Dust and particles from the air can accumulate on your computer’s internal components, causing them to overheat and malfunction.
If you need to clean your computer’s keyboard, it is best to use compressed air rather than a wet cloth or liquid cleaner.
Use compressed air when cleaning out the inside of your computer as well. A small paintbrush is very helpful when cleaning your computer.
You can get a can of compressed air to help make your computer maintenance a little easier.
Keep your computer battery charged
A typical laptop battery can last 4 to 8 hours before it needs to be recharged. If your computer isn’t plugged in when you’re using it, the battery will drain faster than if it were plugged in.
Your computer will also drain more quickly if you use programs that require a lot of power, like video games or high-definition video editing software.
Battery life varies depending on how often you use the laptop, how old it is, and what you use your computer for.
A laptop’s battery lasts around 1,000 charges on average, so you need to make sure to maximize your battery health.
Here are some tips for maintaining battery health:
- Charge the battery when you first get your computer and right before using it.
- Don’t leave your laptop plugged in when not in use.
- When your battery is low, recharge it as soon as possible to avoid losing power completely.
If you’re running your laptop on AC power, remember to remove the battery when it’s not in use.
Try to keep your computer in a cool dry place
Heat and humidity can cause your computer to overheat, leading to data loss or hardware failure.

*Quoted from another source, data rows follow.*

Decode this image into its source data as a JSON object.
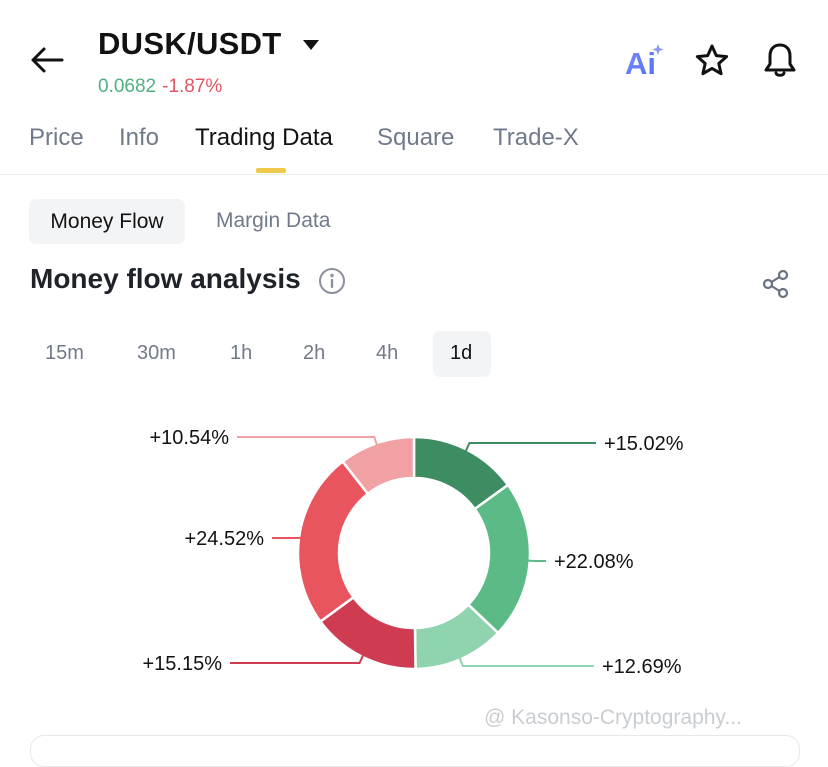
{
  "header": {
    "pair": "DUSK/USDT",
    "last_price": "0.0682",
    "change_pct": "-1.87%",
    "ai_label": "Ai"
  },
  "tabs": [
    {
      "label": "Price",
      "active": false
    },
    {
      "label": "Info",
      "active": false
    },
    {
      "label": "Trading Data",
      "active": true
    },
    {
      "label": "Square",
      "active": false
    },
    {
      "label": "Trade-X",
      "active": false
    }
  ],
  "subtabs": [
    {
      "label": "Money Flow",
      "active": true
    },
    {
      "label": "Margin Data",
      "active": false
    }
  ],
  "section": {
    "title": "Money flow analysis"
  },
  "timeframes": [
    {
      "label": "15m",
      "active": false
    },
    {
      "label": "30m",
      "active": false
    },
    {
      "label": "1h",
      "active": false
    },
    {
      "label": "2h",
      "active": false
    },
    {
      "label": "4h",
      "active": false
    },
    {
      "label": "1d",
      "active": true
    }
  ],
  "chart_data": {
    "type": "pie",
    "labels": [
      "+15.02%",
      "+22.08%",
      "+12.69%",
      "+15.15%",
      "+24.52%",
      "+10.54%"
    ],
    "values": [
      15.02,
      22.08,
      12.69,
      15.15,
      24.52,
      10.54
    ],
    "colors": [
      "#3e8c62",
      "#5cba87",
      "#8fd4ae",
      "#cf3c51",
      "#e8555f",
      "#f1a0a4"
    ]
  },
  "watermark": "@ Kasonso-Cryptography..."
}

It is best to keep your computer in a cool, dry place with good air circulation.
To avoid overheating:
- Don’t leave it in a hot car or in direct sunlight.
- Don’t put it on a blanket or pillow, as this can block the fans that cool down the computer.

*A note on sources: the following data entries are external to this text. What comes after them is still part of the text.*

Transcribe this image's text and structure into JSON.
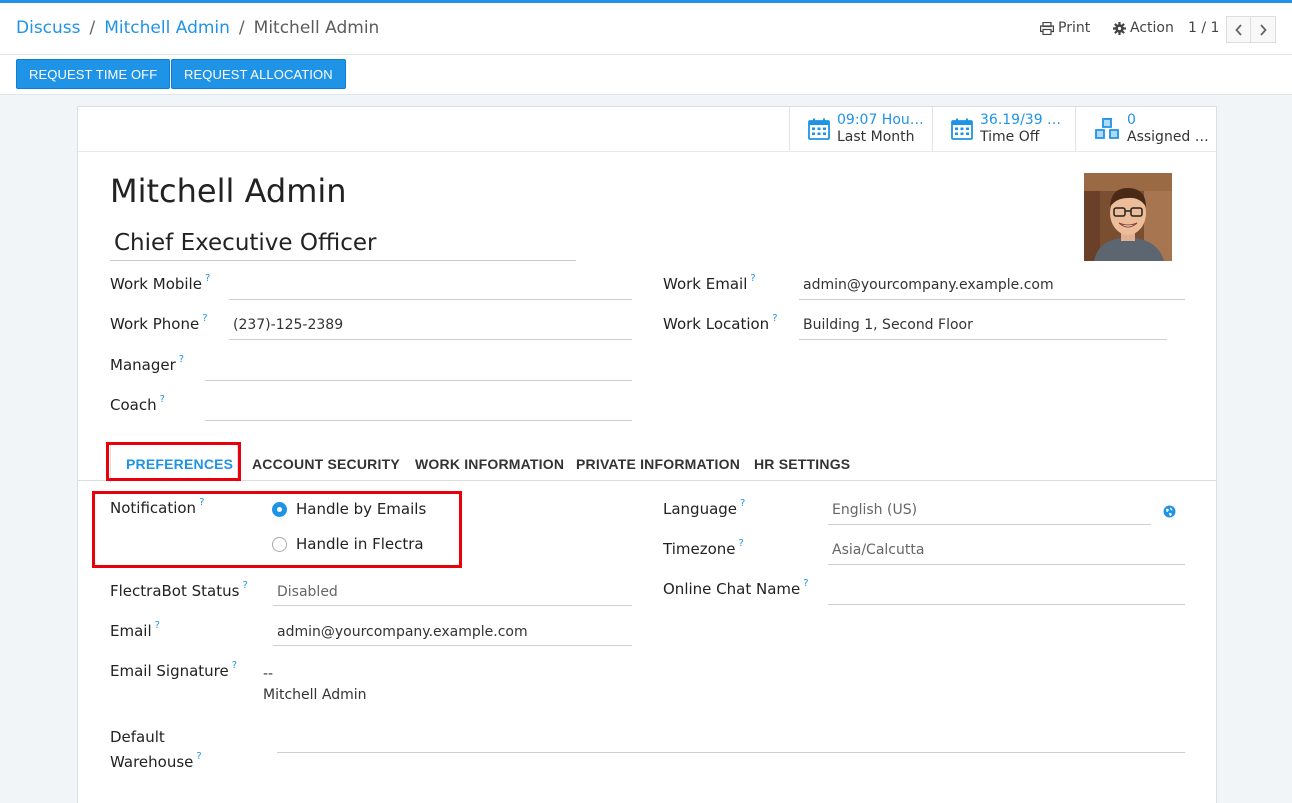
{
  "breadcrumb": {
    "items": [
      "Discuss",
      "Mitchell Admin",
      "Mitchell Admin"
    ],
    "separator": "/"
  },
  "control_panel": {
    "print_label": "Print",
    "action_label": "Action",
    "pager_value": "1 / 1"
  },
  "buttons": {
    "request_time_off": "REQUEST TIME OFF",
    "request_allocation": "REQUEST ALLOCATION"
  },
  "stat_buttons": [
    {
      "value": "09:07 Hou…",
      "label": "Last Month",
      "icon": "calendar-icon"
    },
    {
      "value": "36.19/39 …",
      "label": "Time Off",
      "icon": "calendar-icon"
    },
    {
      "value": "0",
      "label": "Assigned …",
      "icon": "cubes-icon"
    }
  ],
  "employee": {
    "name": "Mitchell Admin",
    "job_title": "Chief Executive Officer"
  },
  "fields": {
    "work_mobile": {
      "label": "Work Mobile",
      "value": ""
    },
    "work_phone": {
      "label": "Work Phone",
      "value": "(237)-125-2389"
    },
    "manager": {
      "label": "Manager",
      "value": ""
    },
    "coach": {
      "label": "Coach",
      "value": ""
    },
    "work_email": {
      "label": "Work Email",
      "value": "admin@yourcompany.example.com"
    },
    "work_location": {
      "label": "Work Location",
      "value": "Building 1, Second Floor"
    }
  },
  "help_mark": "?",
  "tabs": [
    "PREFERENCES",
    "ACCOUNT SECURITY",
    "WORK INFORMATION",
    "PRIVATE INFORMATION",
    "HR SETTINGS"
  ],
  "preferences": {
    "notification": {
      "label": "Notification",
      "options": [
        "Handle by Emails",
        "Handle in Flectra"
      ],
      "selected": "Handle by Emails"
    },
    "flectrabot_status": {
      "label": "FlectraBot Status",
      "value": "Disabled"
    },
    "email": {
      "label": "Email",
      "value": "admin@yourcompany.example.com"
    },
    "email_signature": {
      "label": "Email Signature",
      "line1": "--",
      "line2": "Mitchell Admin"
    },
    "default_warehouse": {
      "label_line1": "Default",
      "label_line2": "Warehouse",
      "value": ""
    },
    "language": {
      "label": "Language",
      "value": "English (US)"
    },
    "timezone": {
      "label": "Timezone",
      "value": "Asia/Calcutta"
    },
    "online_chat_name": {
      "label": "Online Chat Name",
      "value": ""
    }
  },
  "colors": {
    "accent": "#1f94e6",
    "highlight": "#e8000b"
  }
}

- Keep it away from heat sources like radiators, heat vents, and direct sunlight.
Turn off your computer when not in use. Leaving a laptop plugged in when it’s not running wastes energy. Also, unplug chargers and other peripherals when they’re not being used.
The ideal temperature for your computer is between 68 and 72 degrees Fahrenheit (20 to 22 degrees Celsius).
The CPU slows down when your computer gets too hot, and your hard drive might crash.
A laptop cooler can go a long way to prevent your laptop from overheating and prevent a decrease in its lifespan.
Use a screensaver that won’t keep the screen on for long periods
Some screensavers can drain your battery very quickly. If you use a screensaver that keeps your display on for long periods, your battery will drain faster.
You might also want to turn off the display when not in use or turn off your computer altogether to maximize your battery life.
Remove any unused applications or unused programs
Use your computer’s task manager to close programs that are not being used by the system during normal operation (for example, if you’re using a browser, close it before going to sleep).
You should also keep up with software updates. These updates help fix errors that may be causing trouble in your system and improve overall performance.
Software updates are particularly important for Mac users because Apple has been known to release many software updates over the course of a computer’s lifespan.
Next, make sure that any programs or files you don’t use regularly aren’t left running in the background while you work on something else.
Finally, try to conserve your computer’s resources by only using the necessary features for the task at hand.
Be sure to regularly check your computer’s performance and symptoms to determine if anything can be done to improve it.
If your computer is still slow, don’t hesitate to speak to an expert to get the problem solved!
Old computers may naturally slow down as they age, but they should retain normal function for a very long time.
You can usually expect a computer to start slowing down after three or four years of regular use.